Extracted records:
_ _ _ _

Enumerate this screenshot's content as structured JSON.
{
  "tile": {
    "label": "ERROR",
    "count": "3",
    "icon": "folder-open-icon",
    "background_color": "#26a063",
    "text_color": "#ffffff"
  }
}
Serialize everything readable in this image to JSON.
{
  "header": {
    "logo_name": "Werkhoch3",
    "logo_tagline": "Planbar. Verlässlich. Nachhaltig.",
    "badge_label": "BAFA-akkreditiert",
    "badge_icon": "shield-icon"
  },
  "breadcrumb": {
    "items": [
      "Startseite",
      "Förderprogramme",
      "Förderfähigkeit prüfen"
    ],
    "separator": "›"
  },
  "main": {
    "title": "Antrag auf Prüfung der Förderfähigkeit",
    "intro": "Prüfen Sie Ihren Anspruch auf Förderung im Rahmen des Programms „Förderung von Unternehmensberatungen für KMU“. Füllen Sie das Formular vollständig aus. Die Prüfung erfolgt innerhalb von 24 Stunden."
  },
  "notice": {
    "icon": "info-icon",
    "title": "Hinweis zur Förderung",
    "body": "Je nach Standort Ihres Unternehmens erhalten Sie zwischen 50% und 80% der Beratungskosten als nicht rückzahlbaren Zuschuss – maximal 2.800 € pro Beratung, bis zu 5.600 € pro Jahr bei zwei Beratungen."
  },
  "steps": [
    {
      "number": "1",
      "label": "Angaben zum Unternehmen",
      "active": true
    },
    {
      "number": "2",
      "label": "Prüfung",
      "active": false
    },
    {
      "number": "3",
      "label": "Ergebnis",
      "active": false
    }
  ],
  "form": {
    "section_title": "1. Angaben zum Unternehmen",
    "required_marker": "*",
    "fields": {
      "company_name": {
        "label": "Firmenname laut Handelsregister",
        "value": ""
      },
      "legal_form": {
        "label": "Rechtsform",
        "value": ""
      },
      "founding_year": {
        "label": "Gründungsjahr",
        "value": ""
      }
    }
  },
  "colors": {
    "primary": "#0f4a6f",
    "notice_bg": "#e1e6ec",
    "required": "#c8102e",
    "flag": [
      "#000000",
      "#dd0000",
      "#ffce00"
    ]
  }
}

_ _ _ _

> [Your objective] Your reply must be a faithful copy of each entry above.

> [Your solution]
Enumerate this screenshot's content as structured JSON.
{
  "tile": {
    "label": "ERROR",
    "count": "3",
    "icon": "folder-open-icon",
    "background_color": "#26a063",
    "text_color": "#ffffff"
  }
}
Serialize everything readable in this image to JSON.
{
  "header": {
    "logo_name": "Werkhoch3",
    "logo_tagline": "Planbar. Verlässlich. Nachhaltig.",
    "badge_label": "BAFA-akkreditiert",
    "badge_icon": "shield-icon"
  },
  "breadcrumb": {
    "items": [
      "Startseite",
      "Förderprogramme",
      "Förderfähigkeit prüfen"
    ],
    "separator": "›"
  },
  "main": {
    "title": "Antrag auf Prüfung der Förderfähigkeit",
    "intro": "Prüfen Sie Ihren Anspruch auf Förderung im Rahmen des Programms „Förderung von Unternehmensberatungen für KMU“. Füllen Sie das Formular vollständig aus. Die Prüfung erfolgt innerhalb von 24 Stunden."
  },
  "notice": {
    "icon": "info-icon",
    "title": "Hinweis zur Förderung",
    "body": "Je nach Standort Ihres Unternehmens erhalten Sie zwischen 50% und 80% der Beratungskosten als nicht rückzahlbaren Zuschuss – maximal 2.800 € pro Beratung, bis zu 5.600 € pro Jahr bei zwei Beratungen."
  },
  "steps": [
    {
      "number": "1",
      "label": "Angaben zum Unternehmen",
      "active": true
    },
    {
      "number": "2",
      "label": "Prüfung",
      "active": false
    },
    {
      "number": "3",
      "label": "Ergebnis",
      "active": false
    }
  ],
  "form": {
    "section_title": "1. Angaben zum Unternehmen",
    "required_marker": "*",
    "fields": {
      "company_name": {
        "label": "Firmenname laut Handelsregister",
        "value": ""
      },
      "legal_form": {
        "label": "Rechtsform",
        "value": ""
      },
      "founding_year": {
        "label": "Gründungsjahr",
        "value": ""
      }
    }
  },
  "colors": {
    "primary": "#0f4a6f",
    "notice_bg": "#e1e6ec",
    "required": "#c8102e",
    "flag": [
      "#000000",
      "#dd0000",
      "#ffce00"
    ]
  }
}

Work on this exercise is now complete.